The Leafs would add depth at centre - either through drafts (Courtnall, Damphousse) or trade (Fergus, Olczyk) and Peter's playing time got cut back. By 1988-89, he was spending more time in Newmarket than with the big club.
I always thought it was a shame, because he always struck me as a smart player who'd make things happen when given the chance. He also wasn't the defensive liability that a lot of the others were. Age (in the 80s, you were pretty old at 32) and injuries played against him, though, and his last five games came during a 1989-90 callup. After that, it was on to Europe, where he'd play until age 40.
In a testament to the amount of churn that goes on with the Leafs, Peter Ihnacak is the last Leaf "lifer" to have a career of at least 400 NHL games. (Poni and Kaberle have crossed that threshold, but I wouldn't bet on either finishing as Leafs.) To get a lifer with a 500-game career, you have to go back to Ron Ellis.
Oh - and yes, Peter is Miro's brother. We won't talk about that little bit of history...
|1979-80||Sparta CKD Praha||Czech||44||19||28||47|
|1980-81||Sparta CKD Praha||Czech||44||23||22||45|
|1981-82||Sparta CKD Praha||Czech||39||16||22||38||50|
|1982-83||Toronto Maple Leafs||NHL||80||28||38||66||44||+6|
|1983-84||Toronto Maple Leafs||NHL||47||10||13||23||24||-21|
|1984-85||Toronto Maple Leafs||NHL||70||22||22||44||24||-26|
|1985-86||Toronto Maple Leafs||NHL||63||18||27||45||16||-9||10||2||3||5||12|
|1986-87||Toronto Maple Leafs||NHL||58||12||27||39||16||+5||13||2||4||6||9|
|1987-88||Toronto Maple Leafs||NHL||68||10||20||30||41||-6||5||0||3||3||4|
|1988-89||Toronto Maple Leafs||NHL||26||2||16||18||10||+3|
|1989-90||Toronto Maple Leafs||NHL||5||0||2||2||0||+3|
|1990-91||EC Hedos Munchen||Germany||20||6||17||23||23|
|1995-96||Krefelder EV Pinguine||Germany||47||9||34||43||22||6||0||0||0||2|
|1997-2000||Nurnberg Ice Tigers||Germany|
Brother of Miroslav
the HHOF take on Peter:
"Centre Peter Ihnacak was a crafty playmaker and solid checker who played parts of eight years with the Toronto Maple Leafs in the 80s and 90s. He also played several years in Czechoslovakia, Switzerland and Germany in a pro career that lasted nearly two decades.

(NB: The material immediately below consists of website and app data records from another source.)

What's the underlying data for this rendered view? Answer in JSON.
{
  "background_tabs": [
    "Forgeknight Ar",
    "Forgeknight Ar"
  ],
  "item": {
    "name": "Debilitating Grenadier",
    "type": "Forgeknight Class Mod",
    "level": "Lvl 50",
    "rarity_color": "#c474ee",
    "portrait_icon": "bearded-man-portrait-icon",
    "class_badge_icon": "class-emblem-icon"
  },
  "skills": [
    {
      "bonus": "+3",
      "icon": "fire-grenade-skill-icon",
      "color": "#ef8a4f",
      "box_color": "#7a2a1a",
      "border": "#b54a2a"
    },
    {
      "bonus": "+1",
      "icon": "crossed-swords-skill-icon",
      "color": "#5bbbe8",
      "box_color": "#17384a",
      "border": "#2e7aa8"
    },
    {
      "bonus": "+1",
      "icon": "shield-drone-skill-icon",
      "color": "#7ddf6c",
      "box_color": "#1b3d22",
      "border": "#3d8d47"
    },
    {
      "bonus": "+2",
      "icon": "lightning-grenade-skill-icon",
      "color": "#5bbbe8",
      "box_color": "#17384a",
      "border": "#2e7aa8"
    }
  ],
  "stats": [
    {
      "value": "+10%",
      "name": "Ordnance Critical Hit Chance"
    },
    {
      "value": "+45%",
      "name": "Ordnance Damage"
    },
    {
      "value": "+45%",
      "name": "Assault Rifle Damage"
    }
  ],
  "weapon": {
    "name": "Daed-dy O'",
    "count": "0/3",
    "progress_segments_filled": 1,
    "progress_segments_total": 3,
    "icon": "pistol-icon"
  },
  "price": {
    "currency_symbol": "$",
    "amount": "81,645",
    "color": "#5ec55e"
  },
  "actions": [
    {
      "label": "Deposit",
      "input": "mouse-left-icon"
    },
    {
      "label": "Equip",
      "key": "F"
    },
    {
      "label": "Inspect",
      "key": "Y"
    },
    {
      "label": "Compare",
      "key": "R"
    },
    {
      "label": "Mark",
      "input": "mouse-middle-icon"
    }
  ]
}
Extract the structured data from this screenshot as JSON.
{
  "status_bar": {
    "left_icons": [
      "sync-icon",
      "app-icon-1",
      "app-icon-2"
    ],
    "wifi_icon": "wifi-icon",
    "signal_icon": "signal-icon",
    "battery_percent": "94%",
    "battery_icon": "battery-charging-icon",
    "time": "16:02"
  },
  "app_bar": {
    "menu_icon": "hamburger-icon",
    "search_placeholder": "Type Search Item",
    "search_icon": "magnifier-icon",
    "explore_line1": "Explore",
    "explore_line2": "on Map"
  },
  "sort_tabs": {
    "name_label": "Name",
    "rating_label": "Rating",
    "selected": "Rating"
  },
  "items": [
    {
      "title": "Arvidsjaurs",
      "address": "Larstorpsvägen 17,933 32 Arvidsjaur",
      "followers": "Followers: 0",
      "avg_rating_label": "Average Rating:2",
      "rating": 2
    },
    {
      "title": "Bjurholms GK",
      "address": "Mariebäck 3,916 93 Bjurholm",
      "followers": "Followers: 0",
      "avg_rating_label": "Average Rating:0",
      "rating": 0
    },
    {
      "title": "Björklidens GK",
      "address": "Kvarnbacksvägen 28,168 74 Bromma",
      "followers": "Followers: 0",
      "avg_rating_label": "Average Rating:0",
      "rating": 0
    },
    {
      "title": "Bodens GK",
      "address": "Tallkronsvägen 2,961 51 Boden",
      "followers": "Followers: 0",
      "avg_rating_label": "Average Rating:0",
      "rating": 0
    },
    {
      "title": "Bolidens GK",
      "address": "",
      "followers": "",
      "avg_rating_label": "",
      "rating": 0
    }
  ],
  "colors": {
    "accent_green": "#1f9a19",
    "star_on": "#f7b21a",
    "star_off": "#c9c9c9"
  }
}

During the mid point of his NHL career he had the opportunity to play with his younger brother Miroslav.
Born in Poprad, Czechoslovakia, Ihnacak first gained attention by helping his country win the bronze medal at the 1977 World Junior Championships. He then spent five years in the Czechoslovakian league with Dukla Jihlava and Sparta Praha. After contributing to his country's silver medal win at the 1982 World Championships, Ihnacak was drafted 25th overall at the NHL Entry Draft. This selection was also significant in that it was an extra draft pick set to the Leafs by Philadelphia as part of the package for star centre Darryl Sittler.
As a rookie, the young forward formed a solid line with Miroslav Frycer and fellow freshman Walt Poddubny. In fact, both Ihnacak and Poddubny set franchise records by scoring 28 goals in their first seasons. The next year the hard-working centre was limited to 47 games due to injury. He then scored 22 goals in 184-85 and was one of the few bright spots when Toronto finished with the lowest point total in the league.
Ihnacak was a key checker and playmaker when Toronto came within a game of reaching the semifinals in 1986 and 1987. By the late 80s he began spending parts of the season in the AHL since the Leafs had more depth at centre with the likes of Vince Damphousse, Tom Fergus and Ed Olczyk. After registering 73 points in 72 games for the Newmarket Saints in 1989-90, Ihnacak signed with the Freiburg club of Germany. Over the next few years he provided scoring and veteran savvy on the Kloten and Ajoie teams in Switzerland and Germany's Krefelder before retiring in 1996."